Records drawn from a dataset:
━━━━━━━━━━━━━━━━━━━━━━━━━━━━━━
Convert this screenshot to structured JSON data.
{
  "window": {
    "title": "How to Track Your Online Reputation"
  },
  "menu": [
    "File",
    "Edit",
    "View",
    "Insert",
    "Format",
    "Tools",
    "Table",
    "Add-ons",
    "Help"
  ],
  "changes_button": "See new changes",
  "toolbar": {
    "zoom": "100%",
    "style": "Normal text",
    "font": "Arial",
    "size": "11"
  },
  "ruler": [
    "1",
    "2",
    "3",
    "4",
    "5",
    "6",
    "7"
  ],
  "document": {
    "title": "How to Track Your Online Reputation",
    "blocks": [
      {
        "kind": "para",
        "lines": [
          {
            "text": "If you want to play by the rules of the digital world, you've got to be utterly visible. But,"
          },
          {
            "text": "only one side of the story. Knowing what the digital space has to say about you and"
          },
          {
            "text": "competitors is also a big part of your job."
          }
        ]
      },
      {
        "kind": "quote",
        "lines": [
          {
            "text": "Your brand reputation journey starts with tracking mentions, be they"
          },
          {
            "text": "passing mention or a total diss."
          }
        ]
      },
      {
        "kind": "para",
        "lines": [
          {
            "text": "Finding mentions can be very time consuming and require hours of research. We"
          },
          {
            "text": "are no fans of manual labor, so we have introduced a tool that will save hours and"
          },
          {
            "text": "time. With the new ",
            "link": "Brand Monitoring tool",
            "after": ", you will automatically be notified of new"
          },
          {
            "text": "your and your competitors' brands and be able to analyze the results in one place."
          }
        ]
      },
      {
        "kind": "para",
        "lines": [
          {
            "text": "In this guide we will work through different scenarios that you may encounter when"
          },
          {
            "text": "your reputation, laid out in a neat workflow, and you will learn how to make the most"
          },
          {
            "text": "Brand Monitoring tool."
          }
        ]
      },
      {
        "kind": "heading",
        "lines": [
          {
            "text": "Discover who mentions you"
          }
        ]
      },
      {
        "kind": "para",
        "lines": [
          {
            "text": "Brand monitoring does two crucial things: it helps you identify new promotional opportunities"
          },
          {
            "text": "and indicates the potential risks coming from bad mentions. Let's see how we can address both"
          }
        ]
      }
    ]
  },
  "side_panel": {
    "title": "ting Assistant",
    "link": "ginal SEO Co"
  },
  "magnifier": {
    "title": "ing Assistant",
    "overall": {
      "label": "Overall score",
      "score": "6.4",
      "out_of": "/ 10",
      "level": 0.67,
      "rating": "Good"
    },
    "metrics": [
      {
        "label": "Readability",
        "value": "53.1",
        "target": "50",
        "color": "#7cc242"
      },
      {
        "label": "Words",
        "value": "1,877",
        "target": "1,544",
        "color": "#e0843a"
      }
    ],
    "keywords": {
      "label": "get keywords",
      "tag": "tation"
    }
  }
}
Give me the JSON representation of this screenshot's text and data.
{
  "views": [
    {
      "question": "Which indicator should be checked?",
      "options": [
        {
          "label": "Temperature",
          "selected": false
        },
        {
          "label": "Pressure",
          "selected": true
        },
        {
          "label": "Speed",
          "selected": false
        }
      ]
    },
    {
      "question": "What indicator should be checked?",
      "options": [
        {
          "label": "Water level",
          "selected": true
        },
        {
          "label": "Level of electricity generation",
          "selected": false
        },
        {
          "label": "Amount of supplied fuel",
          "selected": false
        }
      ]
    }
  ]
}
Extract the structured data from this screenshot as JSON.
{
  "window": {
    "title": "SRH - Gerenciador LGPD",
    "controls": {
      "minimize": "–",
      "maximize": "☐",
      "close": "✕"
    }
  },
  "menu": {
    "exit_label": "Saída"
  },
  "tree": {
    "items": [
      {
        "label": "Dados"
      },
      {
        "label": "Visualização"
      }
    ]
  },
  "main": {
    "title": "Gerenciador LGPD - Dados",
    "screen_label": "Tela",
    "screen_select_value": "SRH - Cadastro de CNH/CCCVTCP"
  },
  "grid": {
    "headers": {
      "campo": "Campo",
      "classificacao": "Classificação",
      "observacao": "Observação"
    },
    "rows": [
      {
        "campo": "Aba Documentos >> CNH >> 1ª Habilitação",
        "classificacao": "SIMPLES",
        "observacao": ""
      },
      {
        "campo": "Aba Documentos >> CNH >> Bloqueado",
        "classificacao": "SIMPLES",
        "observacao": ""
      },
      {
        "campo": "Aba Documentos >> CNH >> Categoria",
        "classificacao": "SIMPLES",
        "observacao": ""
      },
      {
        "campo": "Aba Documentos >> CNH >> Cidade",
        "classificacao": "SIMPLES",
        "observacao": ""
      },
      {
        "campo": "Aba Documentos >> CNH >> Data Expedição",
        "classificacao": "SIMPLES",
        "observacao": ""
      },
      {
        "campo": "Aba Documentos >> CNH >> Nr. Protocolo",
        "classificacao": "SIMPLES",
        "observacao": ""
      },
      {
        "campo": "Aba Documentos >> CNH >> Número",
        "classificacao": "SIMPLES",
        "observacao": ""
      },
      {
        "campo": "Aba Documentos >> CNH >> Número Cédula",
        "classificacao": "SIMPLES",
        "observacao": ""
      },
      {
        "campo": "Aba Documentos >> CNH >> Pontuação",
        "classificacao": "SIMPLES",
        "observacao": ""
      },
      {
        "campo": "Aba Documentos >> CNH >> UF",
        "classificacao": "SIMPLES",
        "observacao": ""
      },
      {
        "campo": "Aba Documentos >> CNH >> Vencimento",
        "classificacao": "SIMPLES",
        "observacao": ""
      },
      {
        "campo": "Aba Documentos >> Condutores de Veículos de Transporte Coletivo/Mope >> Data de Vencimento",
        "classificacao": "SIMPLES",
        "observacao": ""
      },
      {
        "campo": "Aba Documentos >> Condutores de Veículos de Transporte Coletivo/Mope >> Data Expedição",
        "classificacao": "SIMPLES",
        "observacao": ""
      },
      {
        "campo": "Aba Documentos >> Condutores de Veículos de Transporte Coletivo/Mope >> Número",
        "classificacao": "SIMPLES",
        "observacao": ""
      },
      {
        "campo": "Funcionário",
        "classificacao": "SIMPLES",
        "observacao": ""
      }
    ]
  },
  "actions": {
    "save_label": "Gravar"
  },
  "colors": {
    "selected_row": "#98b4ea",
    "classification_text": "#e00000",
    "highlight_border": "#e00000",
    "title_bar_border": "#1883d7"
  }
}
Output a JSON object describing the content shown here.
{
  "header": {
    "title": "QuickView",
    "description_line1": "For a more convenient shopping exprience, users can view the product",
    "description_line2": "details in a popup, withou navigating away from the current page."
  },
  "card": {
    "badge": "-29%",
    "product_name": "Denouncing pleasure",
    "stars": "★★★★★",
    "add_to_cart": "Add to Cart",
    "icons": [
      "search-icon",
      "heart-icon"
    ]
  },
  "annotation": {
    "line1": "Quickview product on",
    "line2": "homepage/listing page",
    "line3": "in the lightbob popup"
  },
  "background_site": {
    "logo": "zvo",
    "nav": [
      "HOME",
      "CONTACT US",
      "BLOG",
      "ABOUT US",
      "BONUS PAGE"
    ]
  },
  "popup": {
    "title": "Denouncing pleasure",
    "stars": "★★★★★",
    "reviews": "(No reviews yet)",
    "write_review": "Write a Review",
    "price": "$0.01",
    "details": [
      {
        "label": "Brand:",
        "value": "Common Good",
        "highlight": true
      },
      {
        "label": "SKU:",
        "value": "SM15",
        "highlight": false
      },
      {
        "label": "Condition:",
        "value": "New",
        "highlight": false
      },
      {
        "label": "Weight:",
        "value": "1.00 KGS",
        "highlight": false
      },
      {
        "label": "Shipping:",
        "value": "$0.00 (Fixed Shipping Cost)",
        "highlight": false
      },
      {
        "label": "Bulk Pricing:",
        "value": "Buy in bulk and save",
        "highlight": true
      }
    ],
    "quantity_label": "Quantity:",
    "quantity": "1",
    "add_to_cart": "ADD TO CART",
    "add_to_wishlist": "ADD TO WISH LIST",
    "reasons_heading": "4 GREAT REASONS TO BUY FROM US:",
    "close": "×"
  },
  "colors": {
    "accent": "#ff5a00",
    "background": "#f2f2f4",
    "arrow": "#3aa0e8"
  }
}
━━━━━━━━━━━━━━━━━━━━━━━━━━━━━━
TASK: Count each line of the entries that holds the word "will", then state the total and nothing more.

RESPONSE: 4